Home Medicinal Plants Cimicifuga (Black Cohosh): Does It Help With Menopause?

Cimicifuga (Black Cohosh): Does It Help With Menopause?

by Josephine Andrews
Published: Last Updated on 357 views

Cimicifuga (black cohosh) can relieve menopausal symptoms such as hot flashes and sweating. The medicinal plant is also used for painful menstrual bleeding and premenstrual symptoms (PMS). Read more about Cimicifuga!

What is the effect of Cimicifuga?

Black cohosh (Cimicifuga racemosa) is a recognized medicinal plant for menopausal symptoms. The underground parts of the plant, i.e. the rootstock (rhizome) and the roots, are used medicinally. They are collected and processed from wild Cimicifuga plants in certain areas of the United States and Canada.

They contain effective ingredients. These include, among others:

  • Triterpene glycosides such as actein and cimicifugoside
  • phenolic acids
  • Isoflavone
  • Cimicifugaic acid F

Overall, the ingredients have a similar effect to the female sex hormone estrogen and thus help with estrogen deficiency.

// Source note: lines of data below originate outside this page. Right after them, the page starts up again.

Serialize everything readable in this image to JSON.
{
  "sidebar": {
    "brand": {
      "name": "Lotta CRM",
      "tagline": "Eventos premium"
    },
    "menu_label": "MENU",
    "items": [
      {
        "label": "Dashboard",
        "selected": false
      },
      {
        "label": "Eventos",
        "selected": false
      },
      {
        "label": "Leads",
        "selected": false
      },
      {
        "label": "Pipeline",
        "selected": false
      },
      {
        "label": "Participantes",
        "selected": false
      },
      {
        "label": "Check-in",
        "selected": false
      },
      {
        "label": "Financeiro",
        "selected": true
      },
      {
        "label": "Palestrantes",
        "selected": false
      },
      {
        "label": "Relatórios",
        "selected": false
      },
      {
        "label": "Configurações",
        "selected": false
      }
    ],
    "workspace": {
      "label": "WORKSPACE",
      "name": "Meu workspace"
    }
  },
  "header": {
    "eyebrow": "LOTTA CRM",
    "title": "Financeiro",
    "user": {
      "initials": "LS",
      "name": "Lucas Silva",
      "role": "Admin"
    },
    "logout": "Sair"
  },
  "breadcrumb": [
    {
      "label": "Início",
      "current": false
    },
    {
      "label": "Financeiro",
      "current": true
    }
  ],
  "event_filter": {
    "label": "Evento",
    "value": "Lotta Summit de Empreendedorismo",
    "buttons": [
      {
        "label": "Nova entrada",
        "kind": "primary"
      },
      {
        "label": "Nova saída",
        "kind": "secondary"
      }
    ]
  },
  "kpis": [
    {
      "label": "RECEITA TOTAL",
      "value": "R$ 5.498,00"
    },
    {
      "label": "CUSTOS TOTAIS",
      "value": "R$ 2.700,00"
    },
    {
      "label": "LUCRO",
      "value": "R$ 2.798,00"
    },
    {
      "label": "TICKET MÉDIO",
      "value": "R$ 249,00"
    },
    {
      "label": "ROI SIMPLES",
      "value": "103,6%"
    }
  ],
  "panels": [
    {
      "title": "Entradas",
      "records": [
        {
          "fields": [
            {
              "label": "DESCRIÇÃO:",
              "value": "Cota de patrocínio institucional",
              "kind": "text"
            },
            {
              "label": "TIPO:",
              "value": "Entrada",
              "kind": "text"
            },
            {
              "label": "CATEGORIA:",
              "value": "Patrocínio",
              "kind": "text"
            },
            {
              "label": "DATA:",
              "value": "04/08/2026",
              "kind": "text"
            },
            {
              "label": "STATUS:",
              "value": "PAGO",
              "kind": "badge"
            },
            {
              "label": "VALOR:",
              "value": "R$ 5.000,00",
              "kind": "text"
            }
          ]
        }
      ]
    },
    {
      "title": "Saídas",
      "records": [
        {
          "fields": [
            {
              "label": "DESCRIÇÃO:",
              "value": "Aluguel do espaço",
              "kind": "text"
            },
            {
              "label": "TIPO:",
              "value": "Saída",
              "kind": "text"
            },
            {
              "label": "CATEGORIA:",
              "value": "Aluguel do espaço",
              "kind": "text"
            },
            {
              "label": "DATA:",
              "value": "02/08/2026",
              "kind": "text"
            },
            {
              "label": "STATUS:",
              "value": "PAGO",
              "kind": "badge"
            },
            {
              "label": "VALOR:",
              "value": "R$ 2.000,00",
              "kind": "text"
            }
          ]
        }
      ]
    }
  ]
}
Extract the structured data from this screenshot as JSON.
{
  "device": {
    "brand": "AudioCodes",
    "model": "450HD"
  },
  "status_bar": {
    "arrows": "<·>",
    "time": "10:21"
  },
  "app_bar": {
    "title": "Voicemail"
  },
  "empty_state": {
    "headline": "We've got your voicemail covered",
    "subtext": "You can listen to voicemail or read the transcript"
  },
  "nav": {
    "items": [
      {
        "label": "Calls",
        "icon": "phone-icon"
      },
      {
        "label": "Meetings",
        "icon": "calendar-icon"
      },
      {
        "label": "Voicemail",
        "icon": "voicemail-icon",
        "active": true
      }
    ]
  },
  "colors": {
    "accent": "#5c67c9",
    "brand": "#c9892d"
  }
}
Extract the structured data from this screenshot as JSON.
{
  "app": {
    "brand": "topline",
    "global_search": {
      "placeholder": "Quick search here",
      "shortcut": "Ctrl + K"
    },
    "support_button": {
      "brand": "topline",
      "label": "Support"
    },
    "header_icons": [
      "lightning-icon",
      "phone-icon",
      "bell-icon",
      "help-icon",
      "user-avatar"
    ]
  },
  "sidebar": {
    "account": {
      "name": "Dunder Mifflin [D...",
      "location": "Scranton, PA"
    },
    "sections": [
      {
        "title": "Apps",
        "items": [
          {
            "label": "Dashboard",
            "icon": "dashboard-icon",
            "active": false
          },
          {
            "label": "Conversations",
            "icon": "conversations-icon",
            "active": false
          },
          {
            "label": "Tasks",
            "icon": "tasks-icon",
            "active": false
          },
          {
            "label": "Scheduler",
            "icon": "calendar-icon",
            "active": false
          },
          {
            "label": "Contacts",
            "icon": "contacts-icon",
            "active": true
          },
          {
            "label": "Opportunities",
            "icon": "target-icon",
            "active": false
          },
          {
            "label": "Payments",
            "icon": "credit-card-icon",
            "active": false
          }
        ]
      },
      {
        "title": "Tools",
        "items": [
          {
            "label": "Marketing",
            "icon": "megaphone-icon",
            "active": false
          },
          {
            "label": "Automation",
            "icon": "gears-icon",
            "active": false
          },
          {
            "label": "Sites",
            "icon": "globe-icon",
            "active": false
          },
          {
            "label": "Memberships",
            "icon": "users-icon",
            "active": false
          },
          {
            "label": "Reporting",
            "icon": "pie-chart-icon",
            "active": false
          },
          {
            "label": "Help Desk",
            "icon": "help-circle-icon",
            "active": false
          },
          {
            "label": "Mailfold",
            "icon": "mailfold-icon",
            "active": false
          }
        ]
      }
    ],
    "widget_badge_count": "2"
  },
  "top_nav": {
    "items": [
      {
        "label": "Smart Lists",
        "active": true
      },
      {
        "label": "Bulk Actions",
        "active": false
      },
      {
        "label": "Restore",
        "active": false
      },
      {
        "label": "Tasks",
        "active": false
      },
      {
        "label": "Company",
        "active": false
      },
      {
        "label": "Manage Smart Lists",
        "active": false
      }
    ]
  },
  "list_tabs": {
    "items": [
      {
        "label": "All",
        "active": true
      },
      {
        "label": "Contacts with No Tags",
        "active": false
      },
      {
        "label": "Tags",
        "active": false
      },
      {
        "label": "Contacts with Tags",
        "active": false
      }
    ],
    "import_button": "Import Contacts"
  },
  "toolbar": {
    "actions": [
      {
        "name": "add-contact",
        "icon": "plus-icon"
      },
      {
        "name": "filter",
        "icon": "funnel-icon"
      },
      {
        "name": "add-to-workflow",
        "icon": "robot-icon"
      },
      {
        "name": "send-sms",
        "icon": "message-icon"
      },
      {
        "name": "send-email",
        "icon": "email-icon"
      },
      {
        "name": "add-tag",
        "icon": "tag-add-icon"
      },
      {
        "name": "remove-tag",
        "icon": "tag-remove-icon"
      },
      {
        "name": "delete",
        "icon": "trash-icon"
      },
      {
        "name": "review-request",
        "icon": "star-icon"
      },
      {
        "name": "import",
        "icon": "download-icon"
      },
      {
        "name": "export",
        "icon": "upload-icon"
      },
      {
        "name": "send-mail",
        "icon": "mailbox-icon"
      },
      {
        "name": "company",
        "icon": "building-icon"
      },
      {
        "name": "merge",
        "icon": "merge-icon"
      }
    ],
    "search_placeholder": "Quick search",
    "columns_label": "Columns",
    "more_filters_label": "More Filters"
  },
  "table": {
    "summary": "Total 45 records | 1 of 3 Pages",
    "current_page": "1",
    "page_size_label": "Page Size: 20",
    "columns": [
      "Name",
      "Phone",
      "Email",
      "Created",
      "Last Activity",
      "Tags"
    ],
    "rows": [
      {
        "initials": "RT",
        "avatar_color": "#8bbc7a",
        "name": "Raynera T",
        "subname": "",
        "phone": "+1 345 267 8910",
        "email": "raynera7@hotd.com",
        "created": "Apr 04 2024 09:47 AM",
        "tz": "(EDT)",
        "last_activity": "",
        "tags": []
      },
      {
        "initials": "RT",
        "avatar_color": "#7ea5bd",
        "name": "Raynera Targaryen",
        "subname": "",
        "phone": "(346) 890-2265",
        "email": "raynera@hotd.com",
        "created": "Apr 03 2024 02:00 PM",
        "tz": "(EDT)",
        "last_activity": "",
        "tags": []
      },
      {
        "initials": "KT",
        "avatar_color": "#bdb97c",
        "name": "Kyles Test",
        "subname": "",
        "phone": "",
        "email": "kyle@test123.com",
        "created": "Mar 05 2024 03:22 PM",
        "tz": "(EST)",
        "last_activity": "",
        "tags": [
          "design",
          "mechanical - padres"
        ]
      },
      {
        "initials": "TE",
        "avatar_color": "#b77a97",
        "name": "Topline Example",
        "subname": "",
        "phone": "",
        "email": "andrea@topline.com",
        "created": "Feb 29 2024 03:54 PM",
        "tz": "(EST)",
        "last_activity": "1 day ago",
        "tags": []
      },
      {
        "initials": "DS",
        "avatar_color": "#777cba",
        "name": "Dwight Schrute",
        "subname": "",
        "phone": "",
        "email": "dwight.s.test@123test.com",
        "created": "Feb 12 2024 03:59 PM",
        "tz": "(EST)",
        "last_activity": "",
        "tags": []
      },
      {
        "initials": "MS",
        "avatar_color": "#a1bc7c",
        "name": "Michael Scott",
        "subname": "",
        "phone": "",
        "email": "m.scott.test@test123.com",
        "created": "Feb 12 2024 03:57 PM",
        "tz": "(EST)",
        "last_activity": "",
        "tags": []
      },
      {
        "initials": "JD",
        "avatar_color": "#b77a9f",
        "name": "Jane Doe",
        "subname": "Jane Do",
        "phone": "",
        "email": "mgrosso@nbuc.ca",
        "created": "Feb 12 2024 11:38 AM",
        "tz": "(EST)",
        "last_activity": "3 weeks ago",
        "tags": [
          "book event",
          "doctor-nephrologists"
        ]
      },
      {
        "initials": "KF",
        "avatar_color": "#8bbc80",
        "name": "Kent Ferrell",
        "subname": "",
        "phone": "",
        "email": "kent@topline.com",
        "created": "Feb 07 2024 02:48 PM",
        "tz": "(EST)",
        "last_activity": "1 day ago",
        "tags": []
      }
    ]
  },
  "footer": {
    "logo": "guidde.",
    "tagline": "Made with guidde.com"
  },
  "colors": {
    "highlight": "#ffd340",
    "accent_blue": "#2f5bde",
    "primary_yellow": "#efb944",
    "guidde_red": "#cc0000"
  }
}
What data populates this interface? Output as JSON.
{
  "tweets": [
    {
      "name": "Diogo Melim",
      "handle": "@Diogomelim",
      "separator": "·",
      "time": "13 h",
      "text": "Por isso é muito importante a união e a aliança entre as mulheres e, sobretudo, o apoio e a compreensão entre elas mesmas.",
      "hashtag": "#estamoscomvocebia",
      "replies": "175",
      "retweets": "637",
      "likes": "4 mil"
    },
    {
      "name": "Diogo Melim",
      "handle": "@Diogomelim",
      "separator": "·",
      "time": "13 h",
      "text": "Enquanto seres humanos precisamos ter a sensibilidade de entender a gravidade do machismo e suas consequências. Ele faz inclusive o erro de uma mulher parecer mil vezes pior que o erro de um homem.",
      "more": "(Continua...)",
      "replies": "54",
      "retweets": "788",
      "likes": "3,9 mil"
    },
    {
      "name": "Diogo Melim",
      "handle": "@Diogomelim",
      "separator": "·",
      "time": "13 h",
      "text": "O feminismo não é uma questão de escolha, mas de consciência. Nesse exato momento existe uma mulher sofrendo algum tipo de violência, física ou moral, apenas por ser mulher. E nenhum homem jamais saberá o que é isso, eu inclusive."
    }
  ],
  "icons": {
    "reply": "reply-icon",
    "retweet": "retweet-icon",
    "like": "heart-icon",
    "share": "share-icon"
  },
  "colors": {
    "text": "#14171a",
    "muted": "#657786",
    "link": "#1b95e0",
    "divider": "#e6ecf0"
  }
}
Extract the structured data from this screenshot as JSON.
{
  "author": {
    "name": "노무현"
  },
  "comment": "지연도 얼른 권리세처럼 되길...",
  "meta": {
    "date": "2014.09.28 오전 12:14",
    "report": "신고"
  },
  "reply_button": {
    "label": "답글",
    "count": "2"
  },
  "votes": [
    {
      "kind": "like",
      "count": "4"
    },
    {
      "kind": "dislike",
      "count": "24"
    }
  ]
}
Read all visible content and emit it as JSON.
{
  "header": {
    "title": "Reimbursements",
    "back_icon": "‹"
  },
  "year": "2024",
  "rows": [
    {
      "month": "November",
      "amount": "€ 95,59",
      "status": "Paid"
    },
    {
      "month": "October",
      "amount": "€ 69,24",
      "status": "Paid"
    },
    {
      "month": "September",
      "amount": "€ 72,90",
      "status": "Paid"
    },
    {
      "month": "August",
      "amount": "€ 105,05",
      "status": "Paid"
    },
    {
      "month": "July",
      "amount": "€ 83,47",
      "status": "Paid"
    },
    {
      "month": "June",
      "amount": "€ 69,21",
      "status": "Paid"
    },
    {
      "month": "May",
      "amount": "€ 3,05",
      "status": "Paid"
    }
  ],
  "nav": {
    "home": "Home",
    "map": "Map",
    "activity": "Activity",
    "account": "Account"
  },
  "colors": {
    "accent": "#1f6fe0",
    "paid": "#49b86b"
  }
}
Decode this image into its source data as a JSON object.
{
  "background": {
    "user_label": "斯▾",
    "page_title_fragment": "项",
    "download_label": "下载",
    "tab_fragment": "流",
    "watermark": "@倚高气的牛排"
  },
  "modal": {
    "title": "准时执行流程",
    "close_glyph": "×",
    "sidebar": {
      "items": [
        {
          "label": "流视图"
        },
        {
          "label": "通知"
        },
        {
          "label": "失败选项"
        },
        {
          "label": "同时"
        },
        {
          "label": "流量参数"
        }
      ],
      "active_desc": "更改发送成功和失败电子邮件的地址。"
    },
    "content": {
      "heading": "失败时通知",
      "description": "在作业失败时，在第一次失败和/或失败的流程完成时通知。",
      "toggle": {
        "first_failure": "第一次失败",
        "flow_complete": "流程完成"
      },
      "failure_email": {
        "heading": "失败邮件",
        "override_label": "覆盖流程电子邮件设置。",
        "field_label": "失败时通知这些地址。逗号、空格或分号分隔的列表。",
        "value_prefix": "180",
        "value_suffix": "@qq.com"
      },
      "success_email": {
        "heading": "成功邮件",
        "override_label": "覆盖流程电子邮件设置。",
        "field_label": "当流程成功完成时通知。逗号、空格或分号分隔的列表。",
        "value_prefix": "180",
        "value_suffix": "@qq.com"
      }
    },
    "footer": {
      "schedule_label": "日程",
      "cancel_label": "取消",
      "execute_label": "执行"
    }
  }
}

Cimicifuga has been used traditionally as a remedy by Native Americans for centuries.

What is black cohosh used for?

Cimicifuga is used medicinally for:

  • Physical and psychological symptoms during menopause such as hot flashes, sweating, vaginal dryness, sleep disorders, mood swings, weight gain or depressive mood
  • premenstrual symptoms such as tender breast pain and depressive moods
  • cramping menstrual pain

A study by Bochum University also showed that black cohosh was able to slightly stop hereditary hair loss – in both men and women. However, there is very little research on Cimicifuga and hair loss overall.

Native Americans also use Cimicifuga for joint pain. However, there is no scientific evidence of its effectiveness.

What side effects can Cimicifuga cause?

In some people, black cohosh supplements cause side effects in the gastrointestinal tract, such as stomach pain, nausea and diarrhea. Skin reactions such as itching, rash and redness as well as fluid retention (oedema) on the face and other parts of the body are also possible.

Since there is currently too little research on long-term use of Cimicifuga, limit use to a maximum of six months.

Watch out for possible signs of liver damage while taking it. These include tiredness, loss of appetite, severe upper abdominal pain, yellowing of the skin and dark-colored urine. If you experience such symptoms, you should definitely discontinue the preparation and go to the doctor!

You should also seek medical advice immediately if you are bleeding from the vagina.

How is Cimicifuga used?

A dry extract can be made from the rhizome and roots of Cimicifuga, which is processed into tablets and capsules. Also available are Cimicifuga drops. Such finished preparations are preferable to black cohosh tea, which contains varying amounts of active ingredients.

You can find out how Cimicifuga preparations are used and dosed correctly from the package leaflet and from your doctor or pharmacist.

Please note: the effect of black cohosh products usually only sets in after a few weeks.

What you should consider when using Cimicifuga

Because of the lack of research on long-term effects, you should take Cimicifuga for a maximum of six months.

Some women have developed liver damage, some severe, while taking Cimicifuga. It is not yet certain whether the black cohosh is actually responsible for this. If you have liver problems, you should still consult your doctor as a precaution before using the medicinal plant.

In addition, all women should watch out for signs of liver dysfunction while taking it.

Caution is advised in women who have or have had an estrogen-dependent tumor such as breast cancer. You should then only take Cimicifuga after consulting your doctor.

Cimicifuga should not be used together with estrogen preparations – this includes, for example, the birth control pill.

Since there are no studies on the safety during pregnancy and breastfeeding, affected women should avoid taking it during this time.

How to get Cimicifuga and its products

You can get various black cohosh preparations from your pharmacy or drugstore. For correct use, please read the respective leaflet and ask your doctor or pharmacist.

What is Cimicifuga?

Cimicifuga, also known as Cimicifuga racemosa or Actaea racemosa alongside black cohosh, belongs to the buttercup family (Ranunculaceae) and is native to the forests of North America and Canada. In the meantime, however, it is also occasionally found wild in Europe – for example as an ornamental plant in gardens and parks.

The perennial plant, which is up to two meters high, has doubly to triply pinnate leaves that are distributed on upright stems. The German plant name black cohosh is derived from the shape and color of the inflorescences: numerous small, white, almost silvery flowers are in large clusters at the ends of the stems.

Shortly after flowering, the petals fall off and only the numerous stamens and stamens remain. In autumn, after the flowers have developed into seed-bearing capsules, all parts of the plant above ground die off and Cimicifuga ensures its survival via the rootstock and attached roots.

You may also like

Leave a Comment